Extracted records:
Content starts

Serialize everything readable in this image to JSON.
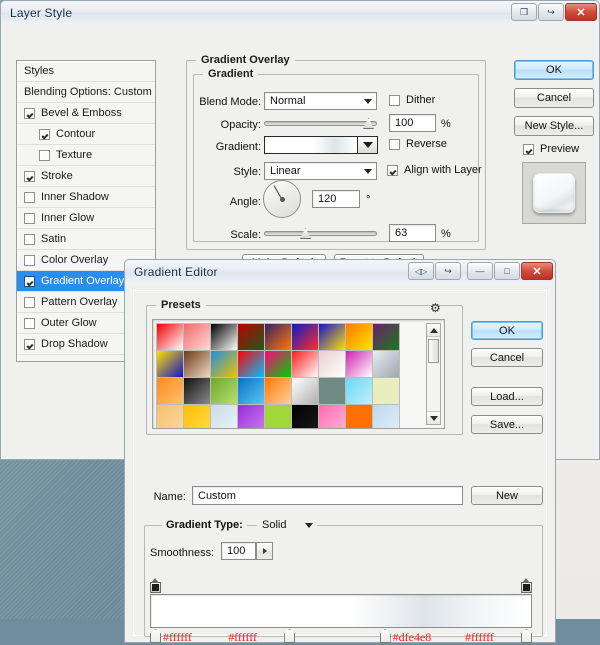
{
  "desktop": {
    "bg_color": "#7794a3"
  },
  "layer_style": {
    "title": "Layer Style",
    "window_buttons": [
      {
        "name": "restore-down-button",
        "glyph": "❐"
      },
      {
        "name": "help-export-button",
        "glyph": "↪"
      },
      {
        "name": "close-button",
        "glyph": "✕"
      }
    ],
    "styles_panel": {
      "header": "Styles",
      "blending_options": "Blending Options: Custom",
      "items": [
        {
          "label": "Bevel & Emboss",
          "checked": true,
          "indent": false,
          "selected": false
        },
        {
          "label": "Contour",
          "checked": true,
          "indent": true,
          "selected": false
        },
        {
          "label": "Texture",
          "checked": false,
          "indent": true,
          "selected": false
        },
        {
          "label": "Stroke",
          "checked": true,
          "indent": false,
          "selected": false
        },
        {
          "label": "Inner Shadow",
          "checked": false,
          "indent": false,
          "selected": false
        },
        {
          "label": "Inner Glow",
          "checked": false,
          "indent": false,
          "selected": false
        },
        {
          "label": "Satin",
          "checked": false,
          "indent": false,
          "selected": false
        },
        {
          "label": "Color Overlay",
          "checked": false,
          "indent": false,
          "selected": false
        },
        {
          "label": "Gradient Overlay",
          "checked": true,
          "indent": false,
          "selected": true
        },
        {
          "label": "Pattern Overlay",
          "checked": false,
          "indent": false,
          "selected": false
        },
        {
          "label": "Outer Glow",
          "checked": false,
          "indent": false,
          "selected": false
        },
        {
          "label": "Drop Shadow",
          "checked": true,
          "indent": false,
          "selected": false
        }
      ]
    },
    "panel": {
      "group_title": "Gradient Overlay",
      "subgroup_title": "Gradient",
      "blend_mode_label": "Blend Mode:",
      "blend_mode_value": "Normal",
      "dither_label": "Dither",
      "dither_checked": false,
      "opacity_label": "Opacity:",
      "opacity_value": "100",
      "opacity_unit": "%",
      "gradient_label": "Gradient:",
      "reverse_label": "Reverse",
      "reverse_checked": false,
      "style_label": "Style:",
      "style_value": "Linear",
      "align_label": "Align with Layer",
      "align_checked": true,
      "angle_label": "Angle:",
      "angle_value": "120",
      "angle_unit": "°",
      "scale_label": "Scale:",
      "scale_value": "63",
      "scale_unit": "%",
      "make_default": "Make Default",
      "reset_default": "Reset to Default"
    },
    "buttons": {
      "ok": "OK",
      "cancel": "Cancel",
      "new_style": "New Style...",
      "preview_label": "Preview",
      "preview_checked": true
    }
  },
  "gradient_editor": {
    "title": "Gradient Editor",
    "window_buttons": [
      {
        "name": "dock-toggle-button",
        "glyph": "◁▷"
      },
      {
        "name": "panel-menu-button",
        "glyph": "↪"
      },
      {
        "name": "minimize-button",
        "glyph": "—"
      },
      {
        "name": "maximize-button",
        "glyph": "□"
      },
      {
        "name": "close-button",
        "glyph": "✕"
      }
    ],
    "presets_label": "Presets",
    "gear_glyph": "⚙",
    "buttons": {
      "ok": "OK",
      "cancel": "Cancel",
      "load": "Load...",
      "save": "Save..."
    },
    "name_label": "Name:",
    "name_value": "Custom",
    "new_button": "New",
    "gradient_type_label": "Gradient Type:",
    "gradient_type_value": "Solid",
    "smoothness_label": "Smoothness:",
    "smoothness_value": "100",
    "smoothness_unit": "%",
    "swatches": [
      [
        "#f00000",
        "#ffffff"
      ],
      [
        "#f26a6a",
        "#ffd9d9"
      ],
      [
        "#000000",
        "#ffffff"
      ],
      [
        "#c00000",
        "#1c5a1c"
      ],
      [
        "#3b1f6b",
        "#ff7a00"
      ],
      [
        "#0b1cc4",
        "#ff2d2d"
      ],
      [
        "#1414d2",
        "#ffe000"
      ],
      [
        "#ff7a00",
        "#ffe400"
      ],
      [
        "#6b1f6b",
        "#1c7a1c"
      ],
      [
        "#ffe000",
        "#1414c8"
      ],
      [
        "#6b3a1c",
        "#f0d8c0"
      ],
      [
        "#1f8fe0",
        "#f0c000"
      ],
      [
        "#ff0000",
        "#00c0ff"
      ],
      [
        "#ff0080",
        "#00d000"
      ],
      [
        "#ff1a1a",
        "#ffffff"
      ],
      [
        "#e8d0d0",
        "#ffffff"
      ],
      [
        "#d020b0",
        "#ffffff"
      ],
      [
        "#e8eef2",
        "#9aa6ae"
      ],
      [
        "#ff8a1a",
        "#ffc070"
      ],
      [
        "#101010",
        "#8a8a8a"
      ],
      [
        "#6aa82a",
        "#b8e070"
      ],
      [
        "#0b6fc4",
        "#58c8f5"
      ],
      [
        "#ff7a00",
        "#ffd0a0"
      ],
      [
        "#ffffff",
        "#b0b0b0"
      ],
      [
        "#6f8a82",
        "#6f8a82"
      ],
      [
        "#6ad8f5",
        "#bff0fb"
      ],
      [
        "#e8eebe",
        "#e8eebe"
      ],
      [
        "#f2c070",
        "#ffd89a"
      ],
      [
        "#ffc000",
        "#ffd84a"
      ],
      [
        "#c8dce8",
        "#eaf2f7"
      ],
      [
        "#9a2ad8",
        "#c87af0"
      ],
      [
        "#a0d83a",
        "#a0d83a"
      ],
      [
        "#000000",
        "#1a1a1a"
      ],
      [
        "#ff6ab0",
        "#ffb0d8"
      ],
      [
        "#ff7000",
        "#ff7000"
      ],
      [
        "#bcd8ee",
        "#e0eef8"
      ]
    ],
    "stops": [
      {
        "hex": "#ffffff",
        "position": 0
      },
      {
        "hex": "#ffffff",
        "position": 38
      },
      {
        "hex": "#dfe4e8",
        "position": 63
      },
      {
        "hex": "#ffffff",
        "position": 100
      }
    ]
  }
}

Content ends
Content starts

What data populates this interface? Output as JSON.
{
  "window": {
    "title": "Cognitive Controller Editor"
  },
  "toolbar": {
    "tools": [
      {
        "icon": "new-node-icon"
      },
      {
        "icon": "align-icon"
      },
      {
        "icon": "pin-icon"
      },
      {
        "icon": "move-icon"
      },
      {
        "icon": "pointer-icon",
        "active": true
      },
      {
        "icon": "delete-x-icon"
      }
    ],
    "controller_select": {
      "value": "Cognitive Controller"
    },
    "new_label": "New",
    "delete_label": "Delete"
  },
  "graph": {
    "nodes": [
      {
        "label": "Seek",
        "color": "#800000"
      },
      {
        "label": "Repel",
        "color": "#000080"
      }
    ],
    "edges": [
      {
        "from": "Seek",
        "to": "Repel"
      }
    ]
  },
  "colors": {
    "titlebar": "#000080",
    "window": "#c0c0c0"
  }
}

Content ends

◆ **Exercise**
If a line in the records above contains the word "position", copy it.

◆ **Output for this task**
        "position": 0
        "position": 38
        "position": 63
        "position": 100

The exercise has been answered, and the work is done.